● **Task instructions**
Without including any pictures, write out all the records word for word.

● **Dataset rows describing interfaces**
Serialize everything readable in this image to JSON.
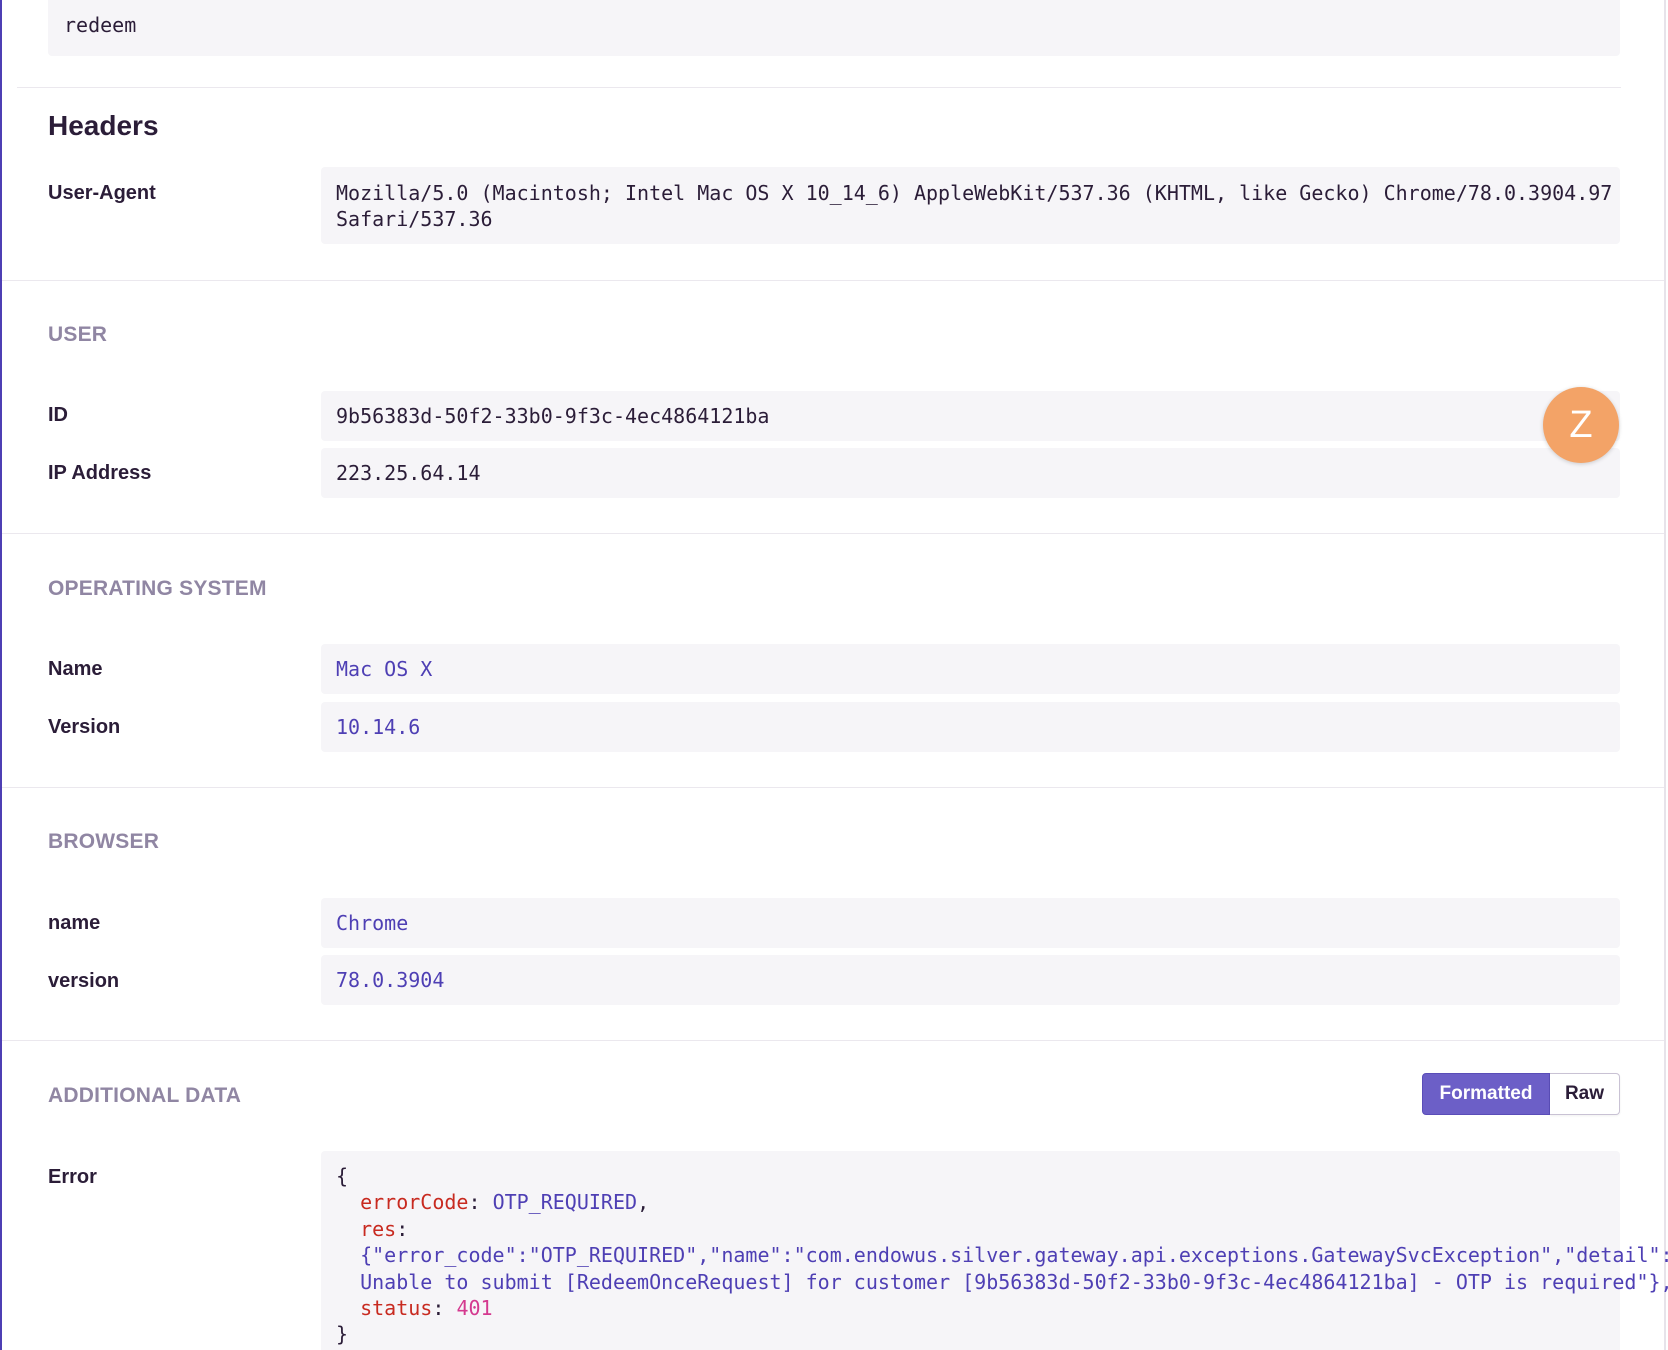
{
  "top": {
    "value": "redeem"
  },
  "headers": {
    "title": "Headers",
    "user_agent_label": "User-Agent",
    "user_agent_line1": "Mozilla/5.0 (Macintosh; Intel Mac OS X 10_14_6) AppleWebKit/537.36 (KHTML, like Gecko) Chrome/78.0.3904.97",
    "user_agent_line2": "Safari/537.36"
  },
  "user": {
    "title": "USER",
    "id_label": "ID",
    "id_value": "9b56383d-50f2-33b0-9f3c-4ec4864121ba",
    "ip_label": "IP Address",
    "ip_value": "223.25.64.14",
    "avatar_letter": "Z"
  },
  "os": {
    "title": "OPERATING SYSTEM",
    "name_label": "Name",
    "name_value": "Mac OS X",
    "version_label": "Version",
    "version_value": "10.14.6"
  },
  "browser": {
    "title": "BROWSER",
    "name_label": "name",
    "name_value": "Chrome",
    "version_label": "version",
    "version_value": "78.0.3904"
  },
  "additional": {
    "title": "ADDITIONAL DATA",
    "formatted_label": "Formatted",
    "raw_label": "Raw",
    "error_label": "Error",
    "code": {
      "open_brace": "{",
      "error_code_key": "errorCode",
      "error_code_value": "OTP_REQUIRED",
      "res_key": "res",
      "res_line1": "{\"error_code\":\"OTP_REQUIRED\",\"name\":\"com.endowus.silver.gateway.api.exceptions.GatewaySvcException\",\"detail\":\"",
      "res_line2": "Unable to submit [RedeemOnceRequest] for customer [9b56383d-50f2-33b0-9f3c-4ec4864121ba] - OTP is required\"},",
      "status_key": "status",
      "status_value": "401",
      "close_brace": "}"
    }
  },
  "colors": {
    "accent": "#6c5fc7",
    "link": "#4e3fb4",
    "section_title": "#9086a3",
    "avatar": "#f3a367",
    "code_key": "#c82a20",
    "code_number": "#d4398f"
  }
}
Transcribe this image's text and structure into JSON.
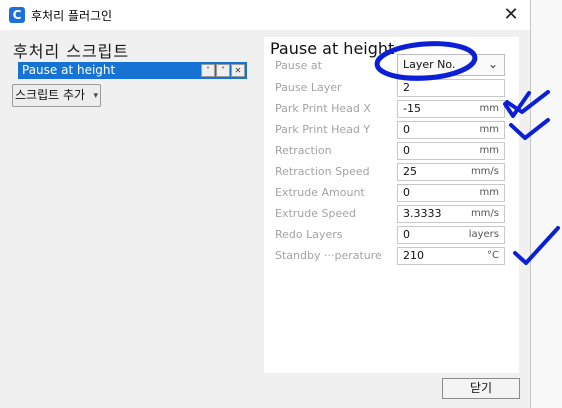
{
  "window": {
    "title": "후처리 플러그인",
    "app_icon_letter": "C",
    "close_glyph": "✕"
  },
  "left_panel": {
    "heading": "후처리 스크립트",
    "scripts": [
      {
        "label": "Pause at height",
        "up": "˄",
        "down": "˅",
        "remove": "✕"
      }
    ],
    "add_script_label": "스크립트 추가",
    "add_script_caret": "▾"
  },
  "right_panel": {
    "title": "Pause at height",
    "pause_at": {
      "label": "Pause at",
      "value": "Layer No.",
      "arrow": "⌄"
    },
    "fields": [
      {
        "label": "Pause Layer",
        "value": "2",
        "unit": ""
      },
      {
        "label": "Park Print Head X",
        "value": "-15",
        "unit": "mm"
      },
      {
        "label": "Park Print Head Y",
        "value": "0",
        "unit": "mm"
      },
      {
        "label": "Retraction",
        "value": "0",
        "unit": "mm"
      },
      {
        "label": "Retraction Speed",
        "value": "25",
        "unit": "mm/s"
      },
      {
        "label": "Extrude Amount",
        "value": "0",
        "unit": "mm"
      },
      {
        "label": "Extrude Speed",
        "value": "3.3333",
        "unit": "mm/s"
      },
      {
        "label": "Redo Layers",
        "value": "0",
        "unit": "layers"
      },
      {
        "label": "Standby ···perature",
        "value": "210",
        "unit": "°C"
      }
    ]
  },
  "footer": {
    "close_label": "닫기"
  },
  "colors": {
    "accent": "#1673d4",
    "annotation_ink": "#0a1fd6"
  }
}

● **Result**
Serialize everything readable in this image to JSON.
{
  "top": {
    "value": "redeem"
  },
  "headers": {
    "title": "Headers",
    "user_agent_label": "User-Agent",
    "user_agent_line1": "Mozilla/5.0 (Macintosh; Intel Mac OS X 10_14_6) AppleWebKit/537.36 (KHTML, like Gecko) Chrome/78.0.3904.97",
    "user_agent_line2": "Safari/537.36"
  },
  "user": {
    "title": "USER",
    "id_label": "ID",
    "id_value": "9b56383d-50f2-33b0-9f3c-4ec4864121ba",
    "ip_label": "IP Address",
    "ip_value": "223.25.64.14",
    "avatar_letter": "Z"
  },
  "os": {
    "title": "OPERATING SYSTEM",
    "name_label": "Name",
    "name_value": "Mac OS X",
    "version_label": "Version",
    "version_value": "10.14.6"
  },
  "browser": {
    "title": "BROWSER",
    "name_label": "name",
    "name_value": "Chrome",
    "version_label": "version",
    "version_value": "78.0.3904"
  },
  "additional": {
    "title": "ADDITIONAL DATA",
    "formatted_label": "Formatted",
    "raw_label": "Raw",
    "error_label": "Error",
    "code": {
      "open_brace": "{",
      "error_code_key": "errorCode",
      "error_code_value": "OTP_REQUIRED",
      "res_key": "res",
      "res_line1": "{\"error_code\":\"OTP_REQUIRED\",\"name\":\"com.endowus.silver.gateway.api.exceptions.GatewaySvcException\",\"detail\":\"",
      "res_line2": "Unable to submit [RedeemOnceRequest] for customer [9b56383d-50f2-33b0-9f3c-4ec4864121ba] - OTP is required\"},",
      "status_key": "status",
      "status_value": "401",
      "close_brace": "}"
    }
  },
  "colors": {
    "accent": "#6c5fc7",
    "link": "#4e3fb4",
    "section_title": "#9086a3",
    "avatar": "#f3a367",
    "code_key": "#c82a20",
    "code_number": "#d4398f"
  }
}
Transcribe this image's text and structure into JSON.
{
  "window": {
    "title": "후처리 플러그인",
    "app_icon_letter": "C",
    "close_glyph": "✕"
  },
  "left_panel": {
    "heading": "후처리 스크립트",
    "scripts": [
      {
        "label": "Pause at height",
        "up": "˄",
        "down": "˅",
        "remove": "✕"
      }
    ],
    "add_script_label": "스크립트 추가",
    "add_script_caret": "▾"
  },
  "right_panel": {
    "title": "Pause at height",
    "pause_at": {
      "label": "Pause at",
      "value": "Layer No.",
      "arrow": "⌄"
    },
    "fields": [
      {
        "label": "Pause Layer",
        "value": "2",
        "unit": ""
      },
      {
        "label": "Park Print Head X",
        "value": "-15",
        "unit": "mm"
      },
      {
        "label": "Park Print Head Y",
        "value": "0",
        "unit": "mm"
      },
      {
        "label": "Retraction",
        "value": "0",
        "unit": "mm"
      },
      {
        "label": "Retraction Speed",
        "value": "25",
        "unit": "mm/s"
      },
      {
        "label": "Extrude Amount",
        "value": "0",
        "unit": "mm"
      },
      {
        "label": "Extrude Speed",
        "value": "3.3333",
        "unit": "mm/s"
      },
      {
        "label": "Redo Layers",
        "value": "0",
        "unit": "layers"
      },
      {
        "label": "Standby ···perature",
        "value": "210",
        "unit": "°C"
      }
    ]
  },
  "footer": {
    "close_label": "닫기"
  },
  "colors": {
    "accent": "#1673d4",
    "annotation_ink": "#0a1fd6"
  }
}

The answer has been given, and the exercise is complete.